Digitization programme in Nigeria commenced in Abuja on June 3, 2008, following a meeting of stake holders in the broadcast industry where forum under scored the need for Nigeria to embrace the new technology, so that the country would not be turned into a dumping ground for obsolete analog equipment reports shows that Nigeria has set June, 17,2010 as the switch- over date from the current mode of broadcasting to the netra modern digital terrestrial broadcasting the date is three years before the June 17, 2015 deadline for the entire world set by the International Telecommunication Union (ITU) after its congress in Geneva, Switzerland in 2006.
However the country officially stated the digitization of its broadcast industry in December 2007, following late President Umaru Musa Yar’Adua’s approval, directing the National Broadcasting Commission (NBC), the industry’s regulator to set motion and pilot the programme towards the target date (Adeniyi 2009).
1.2 Statement of the Problem
Despite the overwhelming benefits of digital broadcasting, Nigeria is bound to face the following problems resulting from the low level of our technological advancement and the income level of the individuals. Thus, the following challenged abound.
1. With the current way of picking
digital signals, using atenna, viewers are limited to whatever channels the
antenna picks up and the signals quality will also vary.
2. Digital television signals must not interfere with each other, and they must also coexist with analogue television until it is phased out.
3. Analogue switch-off would render a non-digital television obsolete, unless it is connected to an external digital tuner, an external converter box for digital signal

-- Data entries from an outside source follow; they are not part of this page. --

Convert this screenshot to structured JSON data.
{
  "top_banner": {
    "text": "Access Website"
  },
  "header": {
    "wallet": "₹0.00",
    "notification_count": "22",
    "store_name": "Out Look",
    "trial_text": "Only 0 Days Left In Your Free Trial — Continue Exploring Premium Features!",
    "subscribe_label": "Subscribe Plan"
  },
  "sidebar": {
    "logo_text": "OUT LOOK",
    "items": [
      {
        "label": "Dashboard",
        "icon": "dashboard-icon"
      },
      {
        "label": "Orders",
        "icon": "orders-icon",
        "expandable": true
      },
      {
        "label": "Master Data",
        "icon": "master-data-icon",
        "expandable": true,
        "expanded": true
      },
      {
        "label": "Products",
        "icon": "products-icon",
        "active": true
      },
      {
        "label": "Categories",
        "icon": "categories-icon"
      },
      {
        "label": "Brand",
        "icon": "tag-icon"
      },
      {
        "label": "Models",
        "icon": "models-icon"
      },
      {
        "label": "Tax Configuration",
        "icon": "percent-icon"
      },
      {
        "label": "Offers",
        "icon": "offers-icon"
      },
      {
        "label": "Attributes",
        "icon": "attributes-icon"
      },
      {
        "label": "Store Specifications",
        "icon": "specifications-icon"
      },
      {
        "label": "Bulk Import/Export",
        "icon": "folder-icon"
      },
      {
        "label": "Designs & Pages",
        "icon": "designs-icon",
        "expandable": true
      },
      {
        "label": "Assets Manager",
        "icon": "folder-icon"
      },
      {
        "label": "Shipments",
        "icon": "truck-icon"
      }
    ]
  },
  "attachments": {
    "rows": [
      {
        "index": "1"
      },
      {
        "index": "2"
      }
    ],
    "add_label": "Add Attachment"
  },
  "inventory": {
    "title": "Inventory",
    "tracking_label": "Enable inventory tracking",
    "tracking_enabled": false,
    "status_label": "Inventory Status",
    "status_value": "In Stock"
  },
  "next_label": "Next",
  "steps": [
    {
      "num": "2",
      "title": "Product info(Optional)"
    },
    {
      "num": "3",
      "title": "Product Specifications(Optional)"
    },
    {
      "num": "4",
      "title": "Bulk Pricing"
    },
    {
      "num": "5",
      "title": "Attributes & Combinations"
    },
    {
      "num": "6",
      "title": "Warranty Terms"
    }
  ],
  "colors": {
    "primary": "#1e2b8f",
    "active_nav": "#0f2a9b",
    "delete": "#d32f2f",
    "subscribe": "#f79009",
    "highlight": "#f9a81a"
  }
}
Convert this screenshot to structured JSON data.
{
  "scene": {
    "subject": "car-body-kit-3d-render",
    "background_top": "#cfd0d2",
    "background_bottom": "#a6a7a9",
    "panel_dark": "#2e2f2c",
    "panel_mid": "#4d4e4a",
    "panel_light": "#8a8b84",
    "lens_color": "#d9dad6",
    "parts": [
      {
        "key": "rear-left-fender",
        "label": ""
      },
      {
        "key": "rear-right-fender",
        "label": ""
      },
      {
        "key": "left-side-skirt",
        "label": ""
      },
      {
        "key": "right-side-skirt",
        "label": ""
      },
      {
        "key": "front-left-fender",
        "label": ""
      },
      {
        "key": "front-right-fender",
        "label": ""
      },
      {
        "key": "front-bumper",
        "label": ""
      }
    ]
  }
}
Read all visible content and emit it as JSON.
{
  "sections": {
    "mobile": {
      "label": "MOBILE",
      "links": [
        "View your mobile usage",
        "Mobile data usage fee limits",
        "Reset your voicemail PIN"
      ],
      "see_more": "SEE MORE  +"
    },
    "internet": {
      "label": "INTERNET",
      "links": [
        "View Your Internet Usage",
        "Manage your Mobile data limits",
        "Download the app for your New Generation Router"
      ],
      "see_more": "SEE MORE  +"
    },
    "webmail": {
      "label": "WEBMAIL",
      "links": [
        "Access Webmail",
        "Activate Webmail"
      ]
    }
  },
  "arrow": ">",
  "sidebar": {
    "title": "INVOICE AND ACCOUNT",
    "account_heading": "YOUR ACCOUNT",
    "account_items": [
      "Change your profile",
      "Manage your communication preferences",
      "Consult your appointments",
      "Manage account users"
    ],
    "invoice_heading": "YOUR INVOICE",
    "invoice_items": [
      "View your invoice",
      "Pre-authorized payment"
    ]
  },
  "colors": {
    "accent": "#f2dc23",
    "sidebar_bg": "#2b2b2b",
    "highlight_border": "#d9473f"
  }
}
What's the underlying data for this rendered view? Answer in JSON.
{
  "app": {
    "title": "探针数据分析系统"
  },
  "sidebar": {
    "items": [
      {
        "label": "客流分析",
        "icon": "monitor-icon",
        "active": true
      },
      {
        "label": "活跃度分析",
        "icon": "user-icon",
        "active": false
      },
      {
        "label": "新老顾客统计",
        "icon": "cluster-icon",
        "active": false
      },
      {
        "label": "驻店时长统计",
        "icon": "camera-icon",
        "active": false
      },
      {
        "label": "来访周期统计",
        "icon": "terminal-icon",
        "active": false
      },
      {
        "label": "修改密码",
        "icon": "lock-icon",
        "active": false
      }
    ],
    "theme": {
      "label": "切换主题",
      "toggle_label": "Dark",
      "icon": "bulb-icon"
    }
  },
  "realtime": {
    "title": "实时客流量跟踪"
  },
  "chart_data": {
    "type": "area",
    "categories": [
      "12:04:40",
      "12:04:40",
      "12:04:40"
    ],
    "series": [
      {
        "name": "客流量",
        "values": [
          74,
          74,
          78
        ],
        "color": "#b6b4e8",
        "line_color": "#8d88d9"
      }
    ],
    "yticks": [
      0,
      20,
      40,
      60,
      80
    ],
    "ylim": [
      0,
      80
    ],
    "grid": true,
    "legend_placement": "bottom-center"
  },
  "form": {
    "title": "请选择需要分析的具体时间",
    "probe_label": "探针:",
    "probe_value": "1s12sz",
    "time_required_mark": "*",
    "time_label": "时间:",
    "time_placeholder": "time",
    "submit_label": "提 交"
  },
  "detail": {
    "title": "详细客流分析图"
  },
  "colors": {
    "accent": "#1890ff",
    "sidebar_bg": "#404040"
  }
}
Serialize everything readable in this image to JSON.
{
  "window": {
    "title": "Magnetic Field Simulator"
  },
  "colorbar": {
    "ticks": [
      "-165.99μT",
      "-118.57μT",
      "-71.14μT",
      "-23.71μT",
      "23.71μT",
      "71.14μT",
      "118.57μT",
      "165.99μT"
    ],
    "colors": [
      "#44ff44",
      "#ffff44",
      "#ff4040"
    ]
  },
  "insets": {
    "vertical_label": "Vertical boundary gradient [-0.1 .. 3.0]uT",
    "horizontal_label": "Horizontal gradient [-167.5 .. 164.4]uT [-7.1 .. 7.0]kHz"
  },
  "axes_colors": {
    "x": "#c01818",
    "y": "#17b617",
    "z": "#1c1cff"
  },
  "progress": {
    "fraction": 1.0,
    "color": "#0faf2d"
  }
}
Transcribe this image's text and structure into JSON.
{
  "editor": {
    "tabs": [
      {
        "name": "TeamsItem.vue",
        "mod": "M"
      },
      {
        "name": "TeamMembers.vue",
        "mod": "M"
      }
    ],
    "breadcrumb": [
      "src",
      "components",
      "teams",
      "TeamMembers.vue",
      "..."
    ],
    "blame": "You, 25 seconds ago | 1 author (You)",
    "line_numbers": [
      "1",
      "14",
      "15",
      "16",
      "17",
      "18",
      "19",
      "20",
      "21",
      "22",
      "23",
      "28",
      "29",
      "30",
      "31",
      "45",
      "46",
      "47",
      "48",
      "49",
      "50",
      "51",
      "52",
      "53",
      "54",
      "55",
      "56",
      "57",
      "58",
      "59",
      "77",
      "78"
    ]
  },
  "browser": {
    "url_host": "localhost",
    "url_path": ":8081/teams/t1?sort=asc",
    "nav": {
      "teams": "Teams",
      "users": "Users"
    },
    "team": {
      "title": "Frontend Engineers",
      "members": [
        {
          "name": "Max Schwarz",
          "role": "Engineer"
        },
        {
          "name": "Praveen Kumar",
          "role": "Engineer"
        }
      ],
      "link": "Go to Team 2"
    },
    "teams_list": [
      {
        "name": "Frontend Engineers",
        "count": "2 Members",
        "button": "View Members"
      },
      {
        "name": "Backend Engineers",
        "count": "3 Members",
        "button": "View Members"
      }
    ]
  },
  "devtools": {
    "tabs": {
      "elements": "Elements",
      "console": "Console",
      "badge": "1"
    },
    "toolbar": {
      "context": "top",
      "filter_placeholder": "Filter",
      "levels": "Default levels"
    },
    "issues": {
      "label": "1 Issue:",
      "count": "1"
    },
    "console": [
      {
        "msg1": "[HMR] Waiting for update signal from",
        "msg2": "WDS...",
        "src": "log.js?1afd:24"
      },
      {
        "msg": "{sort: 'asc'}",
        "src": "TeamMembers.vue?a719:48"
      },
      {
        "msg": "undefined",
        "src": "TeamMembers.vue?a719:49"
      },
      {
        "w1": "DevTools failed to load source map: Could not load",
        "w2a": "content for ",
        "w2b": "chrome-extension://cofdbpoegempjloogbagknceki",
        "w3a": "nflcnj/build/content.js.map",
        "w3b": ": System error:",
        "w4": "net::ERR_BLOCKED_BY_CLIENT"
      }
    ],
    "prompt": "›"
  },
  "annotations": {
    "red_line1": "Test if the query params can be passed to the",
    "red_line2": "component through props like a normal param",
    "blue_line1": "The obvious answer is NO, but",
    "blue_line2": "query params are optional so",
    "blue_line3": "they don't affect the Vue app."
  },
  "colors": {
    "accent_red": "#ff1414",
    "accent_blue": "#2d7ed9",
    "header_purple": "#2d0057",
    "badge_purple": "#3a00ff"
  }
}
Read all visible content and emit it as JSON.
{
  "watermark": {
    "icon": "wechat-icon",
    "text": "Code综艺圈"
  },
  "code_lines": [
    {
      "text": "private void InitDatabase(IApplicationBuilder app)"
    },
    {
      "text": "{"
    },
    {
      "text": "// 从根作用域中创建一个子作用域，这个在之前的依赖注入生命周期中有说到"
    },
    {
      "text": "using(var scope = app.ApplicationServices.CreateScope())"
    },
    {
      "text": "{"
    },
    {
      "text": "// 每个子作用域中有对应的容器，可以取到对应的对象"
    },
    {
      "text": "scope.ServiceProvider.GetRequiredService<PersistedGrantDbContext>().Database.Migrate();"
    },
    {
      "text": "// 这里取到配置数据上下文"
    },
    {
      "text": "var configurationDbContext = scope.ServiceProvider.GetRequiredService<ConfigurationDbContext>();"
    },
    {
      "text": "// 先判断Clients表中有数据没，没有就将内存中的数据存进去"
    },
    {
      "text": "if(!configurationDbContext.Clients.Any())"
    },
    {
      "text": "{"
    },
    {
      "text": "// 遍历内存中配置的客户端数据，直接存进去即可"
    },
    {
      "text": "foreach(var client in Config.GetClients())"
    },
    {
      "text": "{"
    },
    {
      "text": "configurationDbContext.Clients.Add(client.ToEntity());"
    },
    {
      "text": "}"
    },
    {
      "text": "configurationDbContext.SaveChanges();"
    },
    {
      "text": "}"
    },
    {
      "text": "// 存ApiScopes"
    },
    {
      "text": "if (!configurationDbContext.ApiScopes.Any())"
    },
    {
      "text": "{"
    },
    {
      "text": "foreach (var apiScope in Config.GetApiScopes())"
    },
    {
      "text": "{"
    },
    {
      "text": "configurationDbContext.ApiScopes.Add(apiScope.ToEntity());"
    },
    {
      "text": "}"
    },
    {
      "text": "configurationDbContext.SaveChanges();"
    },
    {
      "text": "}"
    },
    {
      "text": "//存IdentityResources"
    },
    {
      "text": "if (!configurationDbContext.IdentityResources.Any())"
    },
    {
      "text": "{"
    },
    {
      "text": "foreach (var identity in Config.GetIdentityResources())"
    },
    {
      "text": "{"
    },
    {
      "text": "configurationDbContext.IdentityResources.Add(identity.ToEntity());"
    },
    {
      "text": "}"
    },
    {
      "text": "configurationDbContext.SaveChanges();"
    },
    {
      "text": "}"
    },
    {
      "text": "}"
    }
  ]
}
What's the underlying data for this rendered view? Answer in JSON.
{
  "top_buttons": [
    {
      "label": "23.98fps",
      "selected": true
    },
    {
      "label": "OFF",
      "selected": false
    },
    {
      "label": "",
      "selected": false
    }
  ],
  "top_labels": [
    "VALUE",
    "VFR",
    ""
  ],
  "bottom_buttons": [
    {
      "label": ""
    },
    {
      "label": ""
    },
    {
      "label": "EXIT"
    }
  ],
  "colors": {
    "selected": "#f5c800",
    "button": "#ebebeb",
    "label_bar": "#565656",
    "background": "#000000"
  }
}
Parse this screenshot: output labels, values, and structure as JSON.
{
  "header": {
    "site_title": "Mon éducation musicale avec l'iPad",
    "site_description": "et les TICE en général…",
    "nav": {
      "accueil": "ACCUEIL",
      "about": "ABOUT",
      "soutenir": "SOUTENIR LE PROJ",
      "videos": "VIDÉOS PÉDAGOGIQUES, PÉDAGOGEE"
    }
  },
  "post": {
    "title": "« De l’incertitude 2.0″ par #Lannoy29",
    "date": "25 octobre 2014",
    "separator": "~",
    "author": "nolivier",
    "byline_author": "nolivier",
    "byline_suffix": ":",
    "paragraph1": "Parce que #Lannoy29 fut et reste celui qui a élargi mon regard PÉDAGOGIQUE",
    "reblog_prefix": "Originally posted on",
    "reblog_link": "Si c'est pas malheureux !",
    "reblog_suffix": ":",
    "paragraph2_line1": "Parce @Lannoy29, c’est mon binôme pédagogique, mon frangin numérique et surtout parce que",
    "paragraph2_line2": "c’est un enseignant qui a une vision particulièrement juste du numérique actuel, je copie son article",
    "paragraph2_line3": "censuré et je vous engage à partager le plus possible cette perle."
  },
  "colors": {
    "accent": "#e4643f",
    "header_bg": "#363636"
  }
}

4. The adoption of a broadcast standard incompatible with existing analog receiver has created the problem of large number of analogue receivers being discarded during digital transition in the US where an estimate of 99 million unused analogue TV receivers are currently in the storage. Same thing is bound to happen in Nigeria.
5. The economic power of all broadcast station to transit to digital is a big threat. Seeing that million of naira are involved in this transition.
1.3 Objectives of Study
i. To examine if the transition from analogue to digital broadcasting have an impact on broadcast industry in Nigeria.
ii. To know the challenges that transition from analog to digital poses for the broadcast station in Nigeria.
iii. To examine whether digital broadcasting service in the country has enhanced broadcast production.
iv. To study the importance that digitalization will bring to broadcast audience.
1.4 Research Questions
i. What impact would the migration from analogue to digital bring to the broadcast industry in Nigeria?
ii. What challenges do the transition from analog to digital poses for the broadcast station in Nigeria?
iii. How has digital broadcasting services in the country enhance broadcast production?
iv. What importance will digitalization bring to broadcast audience?
1.5 Scope of the Study
This study would attempt to examine the challenges facing Nigeria television in switching to digital broadcasting in Nigeria, a study of ITV Benin City.
1.6 Significance of the Study
The work will benefit the media houses and media manger on the need to move from analogue to digital.
Media, mass communication, journalism students will see reason to upgrade their skill and experience.
Government at the national level will also find this material relevant to note the reason why Nigeria must not left out.